Another hotel – the Hyde Park Hotel in Johannesburg -followed on the success of the first and somehow she managed to have four children over the years, as well as managing the kitchens for, and being the de facto chef of the growing Tollman enterprise. Her husband kept the identity of his “chef” secret, but the success was there for all to see. Renowned entertainment acts and artists such as Petula Clarke and Trini Lopez flocked to the property, which was one of South Africa’s first truly boutique hotels, to perform at its famous cabaret. Life was no longer just a toil in the kitchens because success had opened new doors.
Somewhere along the line the Tollmans decided to leave South Africa (apartheid was still the norm of the day at that time) and landed in London.
The Red Carnation Collection was born. The name was not randomly chosen – Stanley Tollman habitually wears a red carnation in his lapel and the name is a tribute to the man with whom Beatrice shared her vision.
Beatrice herself is quite formidable in her own way. Having reinvented herself as a chef (she was training to be a nursery school teacher when she met her husband), she also became the group’s designer-in-chief as more hotels were added to the portfolio.
The Chesterfield in Mayfair was their first acquisition in London and Ashford Castle in Co. Mayo, the latest, alongside its sister property on the same estate – the Lodge at Ashford Castle.
We had lunch at the Butlers restaurant at the Chesterfield, where the menu is dotted with red stars indicating her recipes. Some are a variation on a well-established classic; others are uniquely hers. The honeycomb ice cream uses ingredients from beehives on the roof of the hotel. Yes, beehives on top of a Mayfair roof!
It is a stylish and traditional hotel that oozes Englishness, and most wouldn’t have any idea of the pioneering spirit of its owner. Visitors to the breathtaking Ashford Castle would be aware of the effort and ingenuity that have gone into restoring its vast interiors. Vast in the context of this castle means vast on a scale that defies belief. Originally two castles (one built for and by the Guinness family), this is a property that would daunt even the most experienced hotelier. Not the Tollmans.
Once it became part of the collection, they set about sensitively restoring it, which was a major task for a building dating back to the 13th century. The building itself needed substantial repair work and then the refurbishment began, with Mrs T. (as she is affectionately known by her team) and her eldest daughter Toni scouring auction rooms to add original furniture, fine art and period textiles to the endless rooms. The Tollmans are not just a tight-knit family – they are a working unit that manages a succession of travel businesses together. From tour operators to river cruise ships to hotels and restaurants, they operate on a global scale, each very involved and with different roles and responsibilities within the empire.
One gets a sense of Mrs T.’s work ethic when she talks about everything involved in her daily life, from monitoring TripAdvisor reviews, checking the base chicken stock, choosing fabrics, drawing lists of Christmas gifts for her 2000-strong staff globally, organising the annual Red Carnation Staff Appreciation gala and travelling two weeks of the month to keep an eye on things. Then there are the charities she supports (proceeds from her cookery book go to Great Ormond Street Hospital and the Starlight Foundation).
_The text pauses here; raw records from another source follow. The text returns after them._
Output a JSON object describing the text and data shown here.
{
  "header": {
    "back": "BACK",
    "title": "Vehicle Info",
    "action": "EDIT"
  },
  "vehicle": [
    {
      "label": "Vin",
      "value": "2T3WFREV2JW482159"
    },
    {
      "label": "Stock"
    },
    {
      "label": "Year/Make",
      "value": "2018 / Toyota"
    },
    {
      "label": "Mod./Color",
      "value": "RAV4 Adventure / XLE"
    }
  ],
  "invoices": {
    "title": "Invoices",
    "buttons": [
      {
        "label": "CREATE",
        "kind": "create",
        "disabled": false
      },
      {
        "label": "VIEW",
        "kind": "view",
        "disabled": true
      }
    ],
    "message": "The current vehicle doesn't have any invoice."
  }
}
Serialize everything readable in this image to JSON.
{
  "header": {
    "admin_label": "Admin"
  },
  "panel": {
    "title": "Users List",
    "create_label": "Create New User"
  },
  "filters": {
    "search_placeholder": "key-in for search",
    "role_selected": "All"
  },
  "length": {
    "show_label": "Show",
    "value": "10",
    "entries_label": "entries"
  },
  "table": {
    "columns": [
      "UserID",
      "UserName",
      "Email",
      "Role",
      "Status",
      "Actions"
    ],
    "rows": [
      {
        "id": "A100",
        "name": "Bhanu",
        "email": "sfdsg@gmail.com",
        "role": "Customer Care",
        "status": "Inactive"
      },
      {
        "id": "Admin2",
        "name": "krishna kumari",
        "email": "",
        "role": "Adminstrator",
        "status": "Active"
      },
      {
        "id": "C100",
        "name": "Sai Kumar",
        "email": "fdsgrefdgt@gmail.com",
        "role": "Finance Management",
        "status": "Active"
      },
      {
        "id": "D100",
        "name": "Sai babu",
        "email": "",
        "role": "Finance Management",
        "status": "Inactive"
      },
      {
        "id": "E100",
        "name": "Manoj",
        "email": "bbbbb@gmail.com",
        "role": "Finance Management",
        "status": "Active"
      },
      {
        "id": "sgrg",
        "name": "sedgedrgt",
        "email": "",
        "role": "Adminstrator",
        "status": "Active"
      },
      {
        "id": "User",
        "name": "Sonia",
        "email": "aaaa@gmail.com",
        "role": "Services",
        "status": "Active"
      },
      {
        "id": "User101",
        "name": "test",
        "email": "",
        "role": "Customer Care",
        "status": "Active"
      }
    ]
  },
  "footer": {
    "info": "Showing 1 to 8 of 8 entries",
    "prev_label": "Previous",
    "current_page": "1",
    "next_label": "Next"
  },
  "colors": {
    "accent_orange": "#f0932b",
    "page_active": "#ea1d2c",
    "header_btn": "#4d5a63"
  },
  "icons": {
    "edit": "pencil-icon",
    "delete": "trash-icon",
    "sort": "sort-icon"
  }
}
How does she do it? Short nights and little food are her secret, but one suspects she must have several – an iron-cast discipline, for one.
When I ask if she plans to put her feet up at some point, she gives me a look of total incomprehension. The concept of retirement simply doesn’t compute for Beatrice Tollman.
What has driven her over the years, I wonder? It must have been a daunting ride at times, perhaps even most of the time and especially at the beginning.
She shrugs it off with “Our family motto is in pursuit of excellence, so that’s what we do. I always just strived to do the very best that I can, each and every day”.
Now, if we could all create an empire with our best….